FLT showing promise for head and neck cancer response
Tumor cell proliferation and repopulation contribute to resistance to chemoradiotherapy in head and neck cancer. The PET tracer 3'-deoxy-3'-(18)F-fluorothymidine ([18]F-FLT) can image tumor cell proliferation before and during radiotherapy, and it may provide biologic tumor information useful in chemoradiotherapy planning, according to research conducted at the University of Iowa Hospitals and Clinics and published in the July issue of the Journal of Nuclear Medicine.

Scientists at the facility investigated the kinetic behavior of18F-FLT before and early after initiation of chemoradiation therapy in patients with squamous cell head and neck cancer.

They chose to conduct a kinetic analysis to determine if that process, compared with standardized uptake values (SUVs), showed stronger correlation with cellular proliferation markers or only provided similar information.

“Our data show that initially during chemoradiation therapy the phosphorylation rate of 18F-FLT in tumors is significantly decreased, whereas the other parameters are not significantly changed from baseline,” the authors wrote.

Pretherapy (left) and midtherapy (right) 18F-FLT PET images of patient with right tonsillar neoplasm (arrowhead), with bilateral cervical nodal metastases (solid arrows). Note interval decrease in 18F-FLT uptake in tumor and marked reduction in cervical bone marrow activity (dashed arrow). Image and caption courtesy of SNM.

Seven patients with histologically proven squamous cell head and neck cancer underwent two 18F-FLT PET scans: one before the initiation of therapy and one after five daily fractions of radiotherapy.

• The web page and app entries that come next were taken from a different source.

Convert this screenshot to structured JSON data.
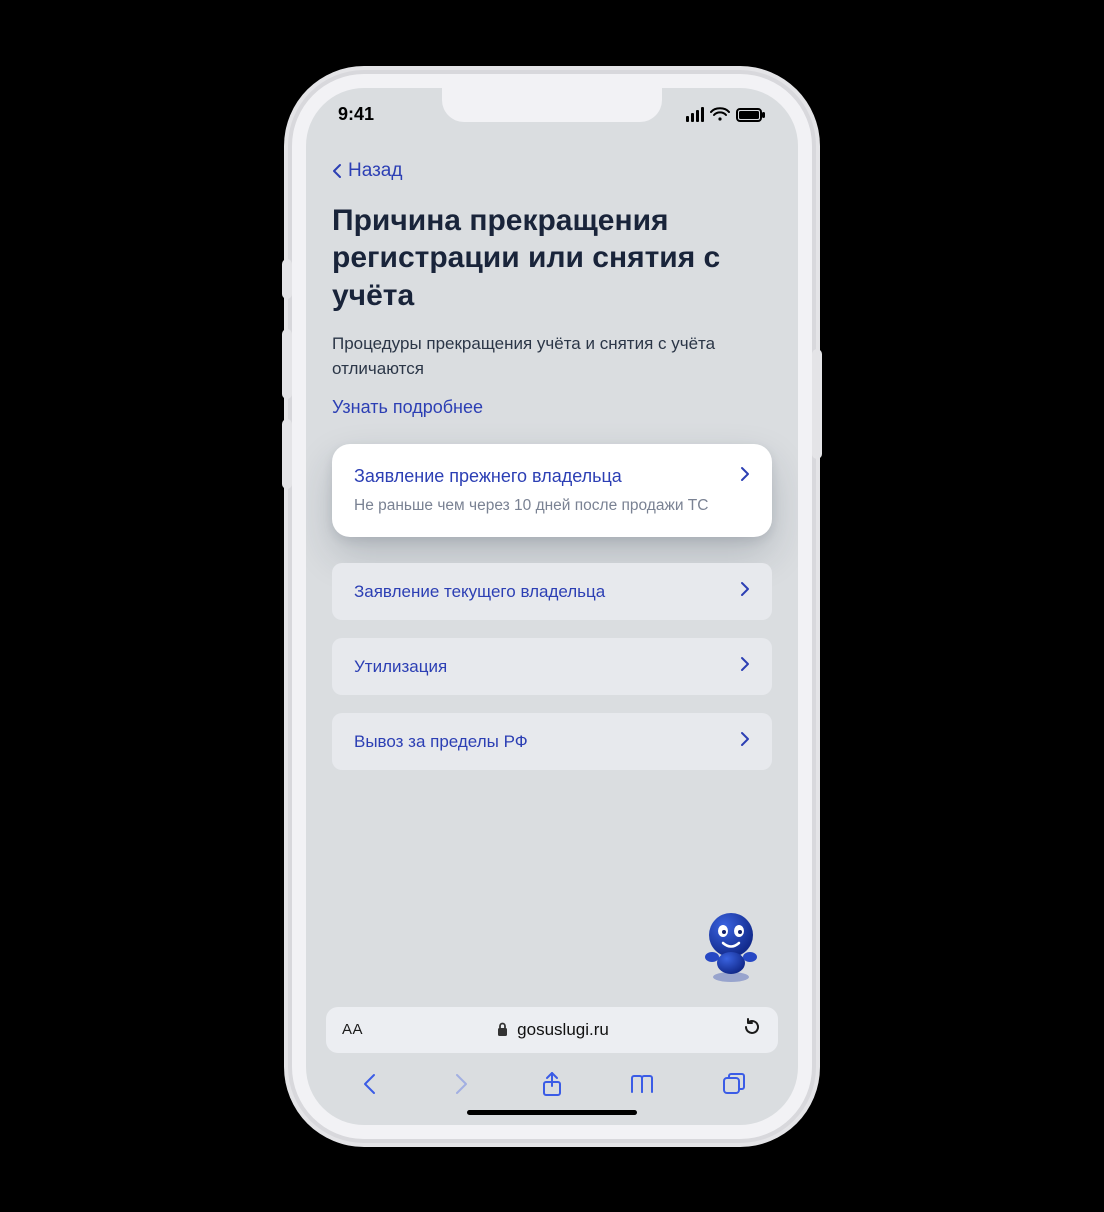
{
  "status": {
    "time": "9:41"
  },
  "nav": {
    "back": "Назад"
  },
  "page": {
    "title": "Причина прекращения регистрации или снятия с учёта",
    "subtitle": "Процедуры прекращения учёта и снятия с учёта отличаются",
    "more": "Узнать подробнее"
  },
  "options": [
    {
      "label": "Заявление прежнего владельца",
      "desc": "Не раньше чем через 10 дней после продажи ТС",
      "highlight": true
    },
    {
      "label": "Заявление текущего владельца"
    },
    {
      "label": "Утилизация"
    },
    {
      "label": "Вывоз за пределы РФ"
    }
  ],
  "browser": {
    "aa": "AA",
    "host": "gosuslugi.ru"
  }
}
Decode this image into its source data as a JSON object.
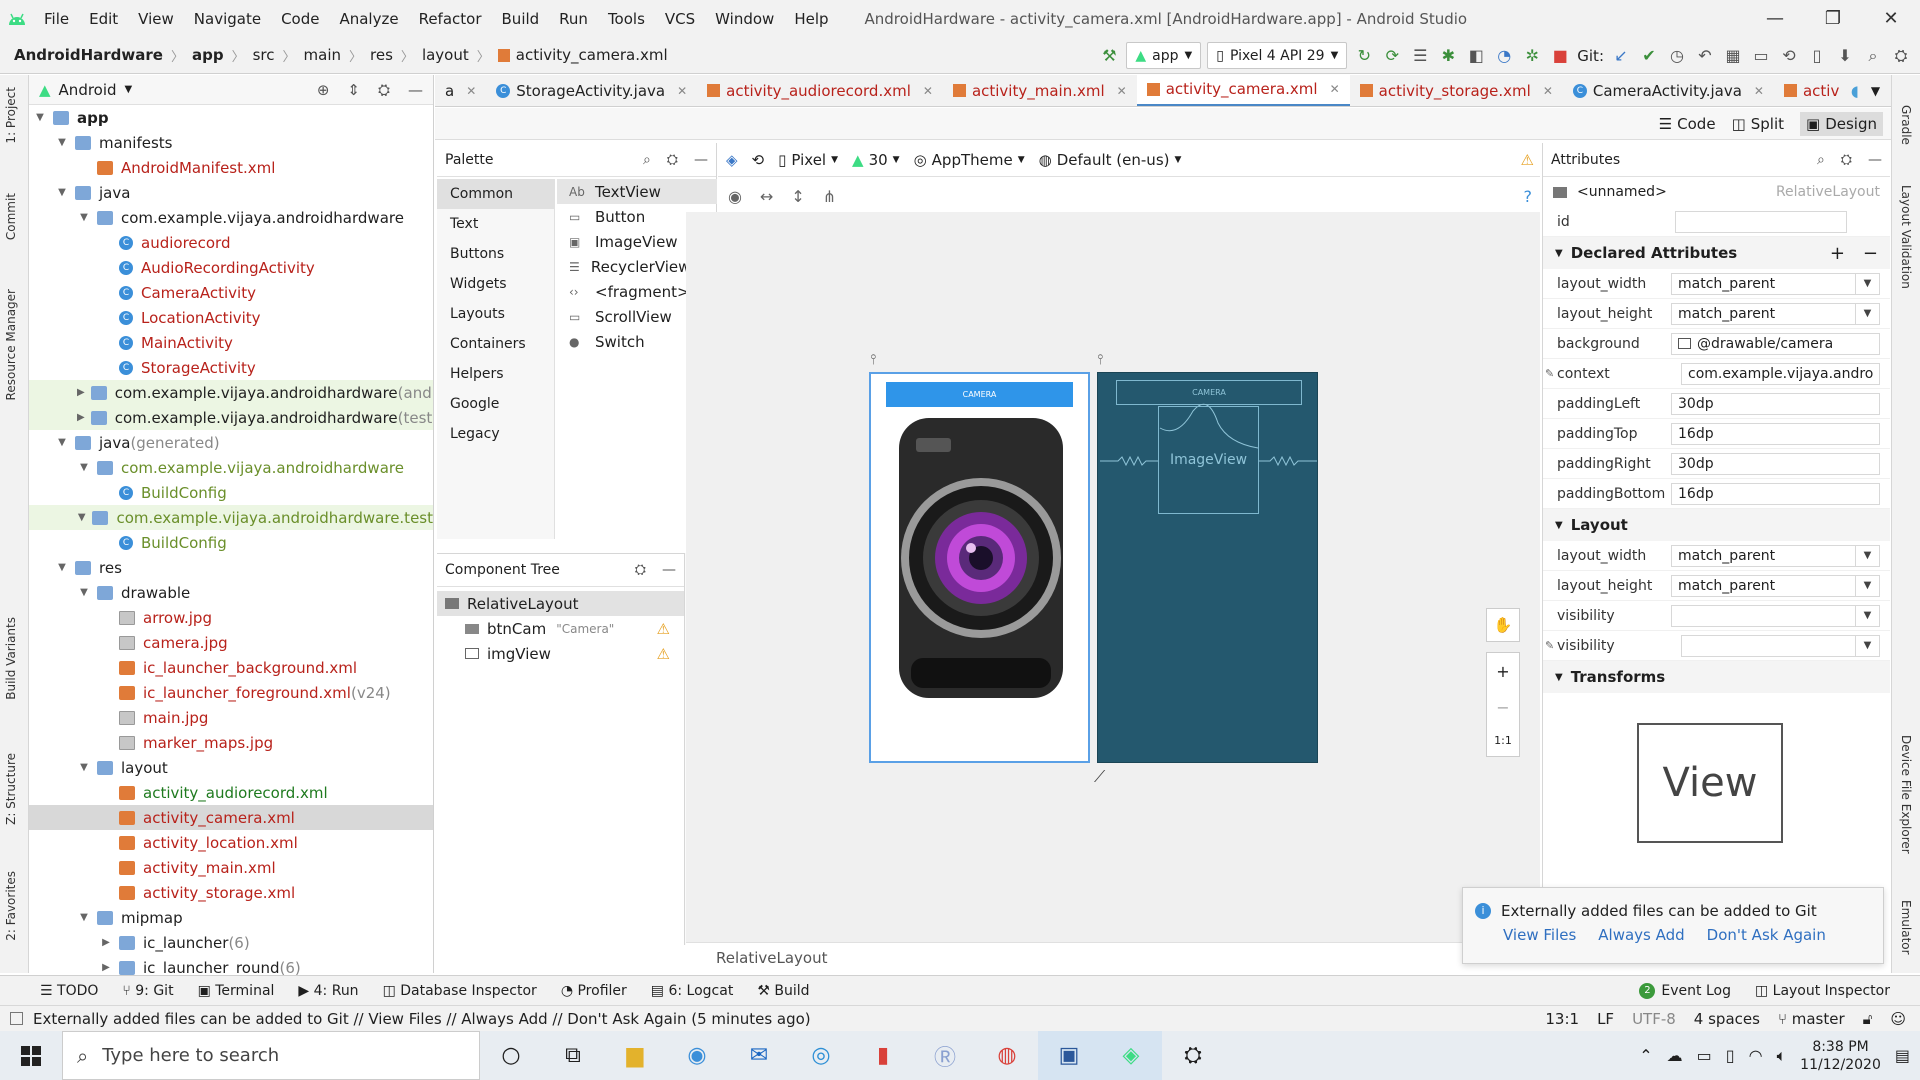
{
  "menu": {
    "items": [
      "File",
      "Edit",
      "View",
      "Navigate",
      "Code",
      "Analyze",
      "Refactor",
      "Build",
      "Run",
      "Tools",
      "VCS",
      "Window",
      "Help"
    ],
    "window_title": "AndroidHardware - activity_camera.xml [AndroidHardware.app] - Android Studio"
  },
  "breadcrumb": [
    "AndroidHardware",
    "app",
    "src",
    "main",
    "res",
    "layout",
    "activity_camera.xml"
  ],
  "toolbar": {
    "run_config": "app",
    "device": "Pixel 4 API 29",
    "git_label": "Git:"
  },
  "left_tabs": [
    "1: Project",
    "Commit",
    "Resource Manager",
    "Build Variants",
    "Z: Structure",
    "2: Favorites"
  ],
  "right_tabs": [
    "Gradle",
    "Layout Validation",
    "Device File Explorer",
    "Emulator"
  ],
  "project": {
    "view": "Android",
    "nodes": [
      {
        "label": "app",
        "level": 0,
        "kind": "folder",
        "bold": true,
        "open": true
      },
      {
        "label": "manifests",
        "level": 1,
        "kind": "folder",
        "open": true
      },
      {
        "label": "AndroidManifest.xml",
        "level": 2,
        "kind": "manifest",
        "color": "#b8221b"
      },
      {
        "label": "java",
        "level": 1,
        "kind": "folder",
        "open": true
      },
      {
        "label": "com.example.vijaya.androidhardware",
        "level": 2,
        "kind": "pkg",
        "open": true
      },
      {
        "label": "audiorecord",
        "level": 3,
        "kind": "class",
        "color": "#b8221b"
      },
      {
        "label": "AudioRecordingActivity",
        "level": 3,
        "kind": "class",
        "color": "#b8221b"
      },
      {
        "label": "CameraActivity",
        "level": 3,
        "kind": "class",
        "color": "#b8221b"
      },
      {
        "label": "LocationActivity",
        "level": 3,
        "kind": "class",
        "color": "#b8221b"
      },
      {
        "label": "MainActivity",
        "level": 3,
        "kind": "class",
        "color": "#b8221b"
      },
      {
        "label": "StorageActivity",
        "level": 3,
        "kind": "class",
        "color": "#b8221b"
      },
      {
        "label": "com.example.vijaya.androidhardware",
        "suffix": " (androidT",
        "level": 2,
        "kind": "pkg",
        "closed": true,
        "green": true
      },
      {
        "label": "com.example.vijaya.androidhardware",
        "suffix": " (test)",
        "level": 2,
        "kind": "pkg",
        "closed": true,
        "green": true
      },
      {
        "label": "java",
        "suffix": " (generated)",
        "level": 1,
        "kind": "folder",
        "open": true
      },
      {
        "label": "com.example.vijaya.androidhardware",
        "level": 2,
        "kind": "pkg",
        "open": true,
        "color": "#6a8f2a"
      },
      {
        "label": "BuildConfig",
        "level": 3,
        "kind": "class",
        "color": "#6a8f2a"
      },
      {
        "label": "com.example.vijaya.androidhardware.test",
        "level": 2,
        "kind": "pkg",
        "open": true,
        "green": true,
        "color": "#6a8f2a"
      },
      {
        "label": "BuildConfig",
        "level": 3,
        "kind": "class",
        "color": "#6a8f2a"
      },
      {
        "label": "res",
        "level": 1,
        "kind": "folder",
        "open": true
      },
      {
        "label": "drawable",
        "level": 2,
        "kind": "folder",
        "open": true
      },
      {
        "label": "arrow.jpg",
        "level": 3,
        "kind": "jpg",
        "color": "#b8221b"
      },
      {
        "label": "camera.jpg",
        "level": 3,
        "kind": "jpg",
        "color": "#b8221b"
      },
      {
        "label": "ic_launcher_background.xml",
        "level": 3,
        "kind": "xml",
        "color": "#b8221b"
      },
      {
        "label": "ic_launcher_foreground.xml",
        "suffix": " (v24)",
        "level": 3,
        "kind": "xml",
        "color": "#b8221b"
      },
      {
        "label": "main.jpg",
        "level": 3,
        "kind": "jpg",
        "color": "#b8221b"
      },
      {
        "label": "marker_maps.jpg",
        "level": 3,
        "kind": "jpg",
        "color": "#b8221b"
      },
      {
        "label": "layout",
        "level": 2,
        "kind": "folder",
        "open": true
      },
      {
        "label": "activity_audiorecord.xml",
        "level": 3,
        "kind": "xml",
        "color": "#1f7a1f"
      },
      {
        "label": "activity_camera.xml",
        "level": 3,
        "kind": "xml",
        "color": "#b8221b",
        "selected": true
      },
      {
        "label": "activity_location.xml",
        "level": 3,
        "kind": "xml",
        "color": "#b8221b"
      },
      {
        "label": "activity_main.xml",
        "level": 3,
        "kind": "xml",
        "color": "#b8221b"
      },
      {
        "label": "activity_storage.xml",
        "level": 3,
        "kind": "xml",
        "color": "#b8221b"
      },
      {
        "label": "mipmap",
        "level": 2,
        "kind": "folder",
        "open": true
      },
      {
        "label": "ic_launcher",
        "suffix": " (6)",
        "level": 3,
        "kind": "folder",
        "closed": true
      },
      {
        "label": "ic_launcher_round",
        "suffix": " (6)",
        "level": 3,
        "kind": "folder",
        "closed": true
      }
    ]
  },
  "editor_tabs": [
    {
      "label": "a",
      "kind": "xml"
    },
    {
      "label": "StorageActivity.java",
      "kind": "class"
    },
    {
      "label": "activity_audiorecord.xml",
      "kind": "xml"
    },
    {
      "label": "activity_main.xml",
      "kind": "xml"
    },
    {
      "label": "activity_camera.xml",
      "kind": "xml",
      "active": true
    },
    {
      "label": "activity_storage.xml",
      "kind": "xml"
    },
    {
      "label": "CameraActivity.java",
      "kind": "class"
    },
    {
      "label": "activity_location.xml",
      "kind": "xml"
    }
  ],
  "view_modes": {
    "code": "Code",
    "split": "Split",
    "design": "Design"
  },
  "palette": {
    "title": "Palette",
    "categories": [
      "Common",
      "Text",
      "Buttons",
      "Widgets",
      "Layouts",
      "Containers",
      "Helpers",
      "Google",
      "Legacy"
    ],
    "items": [
      {
        "label": "TextView",
        "icon": "Ab"
      },
      {
        "label": "Button",
        "icon": "▭"
      },
      {
        "label": "ImageView",
        "icon": "▣"
      },
      {
        "label": "RecyclerView",
        "icon": "☰"
      },
      {
        "label": "<fragment>",
        "icon": "‹›"
      },
      {
        "label": "ScrollView",
        "icon": "▭"
      },
      {
        "label": "Switch",
        "icon": "●"
      }
    ]
  },
  "component_tree": {
    "title": "Component Tree",
    "root": "RelativeLayout",
    "children": [
      {
        "label": "btnCam",
        "hint": "\"Camera\""
      },
      {
        "label": "imgView",
        "hint": ""
      }
    ]
  },
  "design_toolbar": {
    "device": "Pixel",
    "api": "30",
    "theme": "AppTheme",
    "locale": "Default (en-us)"
  },
  "preview": {
    "button_text": "CAMERA",
    "blueprint_button_text": "CAMERA",
    "blueprint_image_label": "ImageView",
    "breadcrumb": "RelativeLayout",
    "zoom_label": "1:1"
  },
  "attributes": {
    "title": "Attributes",
    "element": "<unnamed>",
    "element_type": "RelativeLayout",
    "id_label": "id",
    "id_value": "",
    "declared_title": "Declared Attributes",
    "declared": [
      {
        "key": "layout_width",
        "value": "match_parent",
        "dropdown": true
      },
      {
        "key": "layout_height",
        "value": "match_parent",
        "dropdown": true
      },
      {
        "key": "background",
        "value": "@drawable/camera"
      },
      {
        "key": "context",
        "value": "com.example.vijaya.andro"
      },
      {
        "key": "paddingLeft",
        "value": "30dp"
      },
      {
        "key": "paddingTop",
        "value": "16dp"
      },
      {
        "key": "paddingRight",
        "value": "30dp"
      },
      {
        "key": "paddingBottom",
        "value": "16dp"
      }
    ],
    "layout_title": "Layout",
    "layout": [
      {
        "key": "layout_width",
        "value": "match_parent"
      },
      {
        "key": "layout_height",
        "value": "match_parent"
      },
      {
        "key": "visibility",
        "value": ""
      },
      {
        "key": "visibility",
        "value": ""
      }
    ],
    "transforms_title": "Transforms",
    "view_label": "View"
  },
  "notification": {
    "message": "Externally added files can be added to Git",
    "actions": [
      "View Files",
      "Always Add",
      "Don't Ask Again"
    ]
  },
  "bottom_tabs": [
    "TODO",
    "9: Git",
    "Terminal",
    "4: Run",
    "Database Inspector",
    "Profiler",
    "6: Logcat",
    "Build"
  ],
  "bottom_right": {
    "event_log": "Event Log",
    "event_count": "2",
    "layout_inspector": "Layout Inspector"
  },
  "status": {
    "message": "Externally added files can be added to Git // View Files // Always Add // Don't Ask Again (5 minutes ago)",
    "position": "13:1",
    "line_sep": "LF",
    "encoding": "UTF-8",
    "indent": "4 spaces",
    "branch": "master"
  },
  "taskbar": {
    "search_placeholder": "Type here to search",
    "time": "8:38 PM",
    "date": "11/12/2020"
  }
}
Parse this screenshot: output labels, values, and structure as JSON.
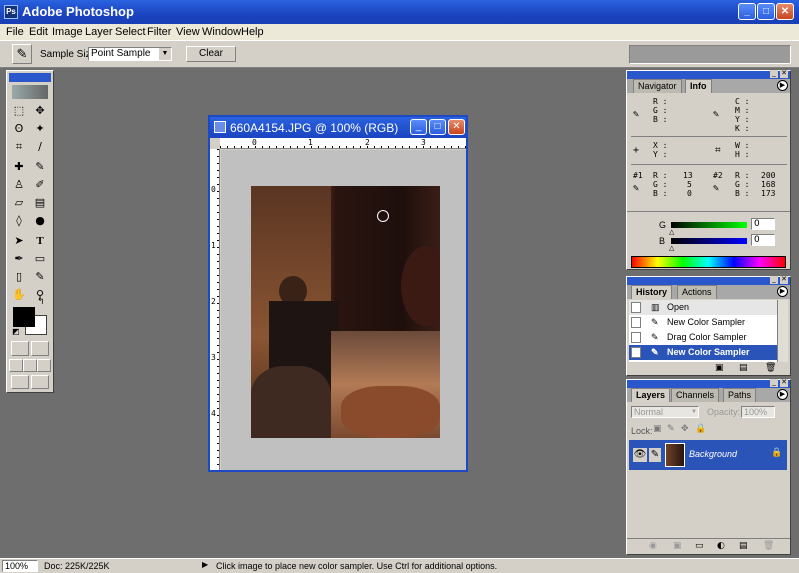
{
  "app": {
    "title": "Adobe Photoshop",
    "icon": "photoshop-icon"
  },
  "window_buttons": {
    "minimize": "_",
    "maximize": "□",
    "close": "✕"
  },
  "menu": [
    "File",
    "Edit",
    "Image",
    "Layer",
    "Select",
    "Filter",
    "View",
    "Window",
    "Help"
  ],
  "options": {
    "sample_size_label": "Sample Size:",
    "sample_size_value": "Point Sample",
    "clear_label": "Clear"
  },
  "document": {
    "title": "660A4154.JPG @ 100% (RGB)",
    "ruler_h": [
      "0",
      "1",
      "2",
      "3"
    ],
    "ruler_v": [
      "0",
      "1",
      "2",
      "3",
      "4"
    ]
  },
  "info_panel": {
    "tabs": [
      "Navigator",
      "Info"
    ],
    "rgb": {
      "r": "R :",
      "g": "G :",
      "b": "B :"
    },
    "cmyk": {
      "c": "C :",
      "m": "M :",
      "y": "Y :",
      "k": "K :"
    },
    "xy": {
      "x": "X :",
      "y": "Y :"
    },
    "wh": {
      "w": "W :",
      "h": "H :"
    },
    "sampler1": {
      "label": "#1",
      "r_label": "R :",
      "g_label": "G :",
      "b_label": "B :",
      "r": "13",
      "g": "5",
      "b": "0"
    },
    "sampler2": {
      "label": "#2",
      "r_label": "R :",
      "g_label": "G :",
      "b_label": "B :",
      "r": "200",
      "g": "168",
      "b": "173"
    }
  },
  "color_panel": {
    "g_label": "G",
    "g_value": "0",
    "b_label": "B",
    "b_value": "0"
  },
  "history_panel": {
    "tabs": [
      "History",
      "Actions"
    ],
    "items": [
      "Open",
      "New Color Sampler",
      "Drag Color Sampler",
      "New Color Sampler"
    ],
    "selected_index": 3
  },
  "layers_panel": {
    "tabs": [
      "Layers",
      "Channels",
      "Paths"
    ],
    "blend_mode": "Normal",
    "opacity_label": "Opacity:",
    "opacity_value": "100%",
    "lock_label": "Lock:",
    "layer_name": "Background"
  },
  "status": {
    "zoom": "100%",
    "doc": "Doc: 225K/225K",
    "hint": "Click image to place new color sampler.  Use Ctrl for additional options."
  },
  "colors": {
    "title_blue": "#1b44c0",
    "selection_blue": "#2b54b8",
    "workspace": "#6e6e6e"
  }
}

Six of the seven patients in the cohort also had one cycle of concurrent chemotherapy prior to the post-radiotherapy PET scan.

All imaging was performed on an ECAT EXACT HR+ PET system (Siemens Healthcare) in 3D mode. Dynamic image data for the primary tumors and cervical nodes were fit to a two-compartment model using the PMOD Kinetic Modeling Tool (PMOD Technologies), and the kinetic behavior of the 18F-FLT was calculated. SUV was also calculated for each patient’s primary tumor as well as their 18F-FLT-avid cervical lymph nodes for all scans.

The scientists noted that compartmental analysis of 18F-FLT provides important information on the rate of initial passive diffusion, efflux, phosphorylation, and of 18F-FLT in the tumor.

Concurrent with imaging, venous and arterial blood sampling was performed and whole blood and plasma were assayed for total radioactivity. In addition, venous samples were assayed for unchanged 18F-FLT and metabolites. The fraction of unchanged 18F-FLT versus time in the venous samples was fit to a single exponential curve, which was used to correct the arterial plasma values for the presence of metabolites.

“Results of this study show that SUV (mean and maximum) obtained at 45–60 minutes after the initiation of 18F-FLT infusion shows excellent correlation with parameters obtained through rigorous quantitative modeling for 18F-FLT uptake in squamous cell head and neck tumors,” the authors wrote. “Significant change in 18F-FLT uptake was observed in cancer tissue after one week of chemoradiotherapy. These differences are most consistent with decreases in thymidine kinase activity in tumor tissue after therapy.”

The researchers noted that imaging requirements for compartmental analysis are relatively complex for routine clinical use, requiring dynamic imaging, multiple arterial and venous blood samples, and expertise in pharmacokinetics analysis. Their investigation demonstrated that SUV calculations provide information nearly equivalent to that provided by these more complex parameters.